A prominent New Jersey personal injury case, Tomasi v. ShopRitewas recently settled on February 25, 2019. As the case details, Woodbridge resident Michael Tomasi slipped on grapes in the produce department of ShopRite in Woodbridge, NJ in December of 2015. While he did not directly fall onto the ground, Tomasi had to contort his body in an unnatural position in order to brace himself from further injury. Following the slip, Tomasi immediately experienced strong neck pain.
Since Tomasi already suffered from a pre-existing neck injury, the slip escalated his current conditions. As a result, he needed two surgeries. One of these surgeries was a spinal fusion surgery, which is known to be particularly intensive. According to the plaintiffs (Michael Tomasi and his wife Alison), ShopRite was responsible for cleaning the aisles of the store in order to maintain the safety of shoppers.
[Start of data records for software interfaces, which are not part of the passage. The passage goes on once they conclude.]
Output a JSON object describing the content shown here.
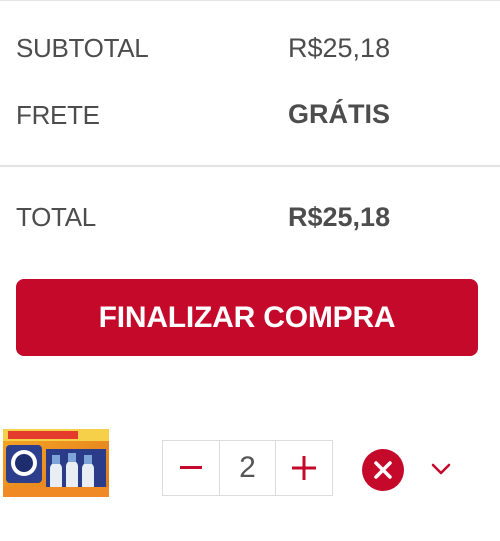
{
  "summary": {
    "subtotal_label": "SUBTOTAL",
    "subtotal_value": "R$25,18",
    "shipping_label": "FRETE",
    "shipping_value": "GRÁTIS",
    "total_label": "TOTAL",
    "total_value": "R$25,18"
  },
  "checkout": {
    "button_label": "FINALIZAR COMPRA"
  },
  "cart_item": {
    "thumbnail_icon": "product-box-icon",
    "quantity": "2",
    "decrement_icon": "minus-icon",
    "increment_icon": "plus-icon",
    "remove_icon": "close-circle-icon",
    "expand_icon": "chevron-down-icon"
  },
  "colors": {
    "accent": "#c4092a",
    "text": "#4d4d4d",
    "divider": "#e3e3e3"
  }
}
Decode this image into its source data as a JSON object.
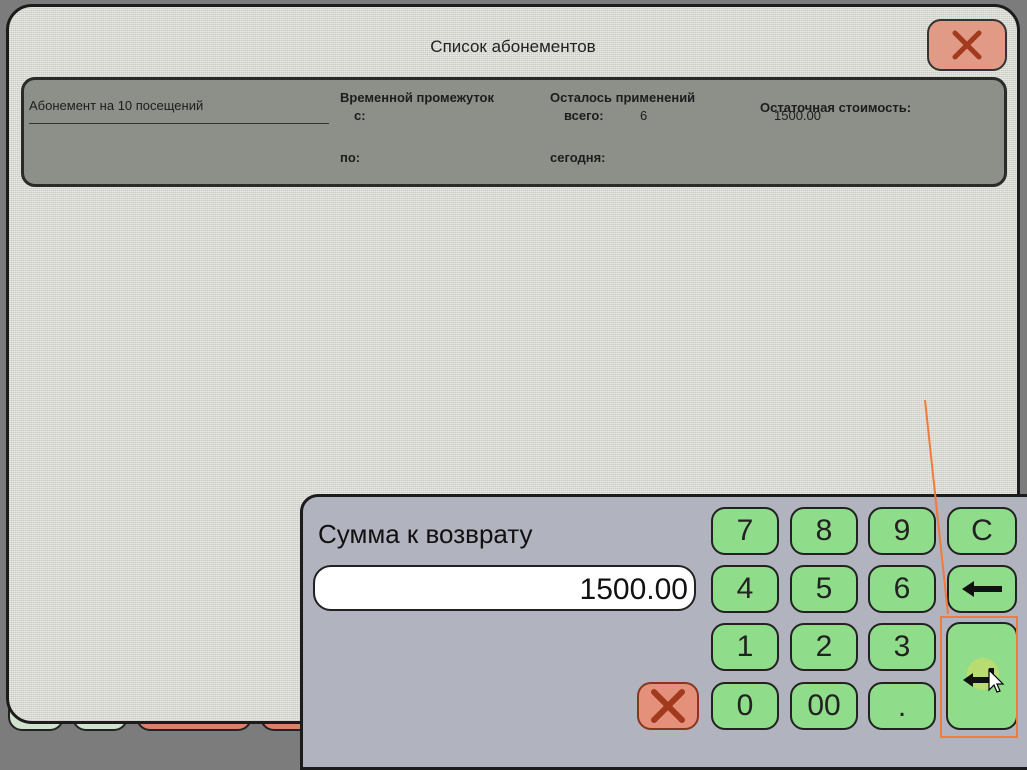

As with other tort and negligence cases, assessing the legal liability of the accused party can be accomplished by evaluating four critical elements of a personal injury case. These elements are duty, breach of duty, causation, and damages.
Duty is the term used to acknowledge one party’s legal or contractual obligation to another party. In the case of a Tomasi’s fall, ShopRite had a legal duty to provide a safe environment for patrons of the store.
The breach of duty occurs when one party breaches their duty of care to the other party. In the case of Tomasi, ShopRite breached their duty of care to Tomasi by neglecting to keep the aisles of their store intact.
The third element required in a wrongful death case is causation. Essentially, the court must be able to reasonably infer that the accused party’s breach of duty directly caused the injury of the other party. For example, Tomasi’s team of attorneys had to prove that without ShopRite’s negligence, Tomasi would not have slipped and furthered his pre-existing neck injury.
The final element of a personal injury case is damages. The state of New Jersey follows a modified comparative fault rule. Under this system, the party that is more than 50% cannot recover damages. On the other hand, the party that is less than 50% at fault (for example, 49% at fault) may recover those proportions of the damages. In addition to these compensatory damages, New Jersey personal injury settlements can also include unlimited damages for pain and suffering, which is considered a non-economic damage. Pain and suffering is deduced by considering how the injured party’s daily routine will be altered, lifestyle factors that are affected by the injury – such as sleep, and how the injury will impact the injured party in the long term.
The only damages that are capped for personal injury cases in New Jersey are punitive damages. Punitive damages are those that are intended to punish the party-at-fault for particularly hostile and/or dangerous behavior. In New Jersey, these punitive damages are capped at five times the compensatory damages or at $350,000 depending on which figure is larger in the particular case.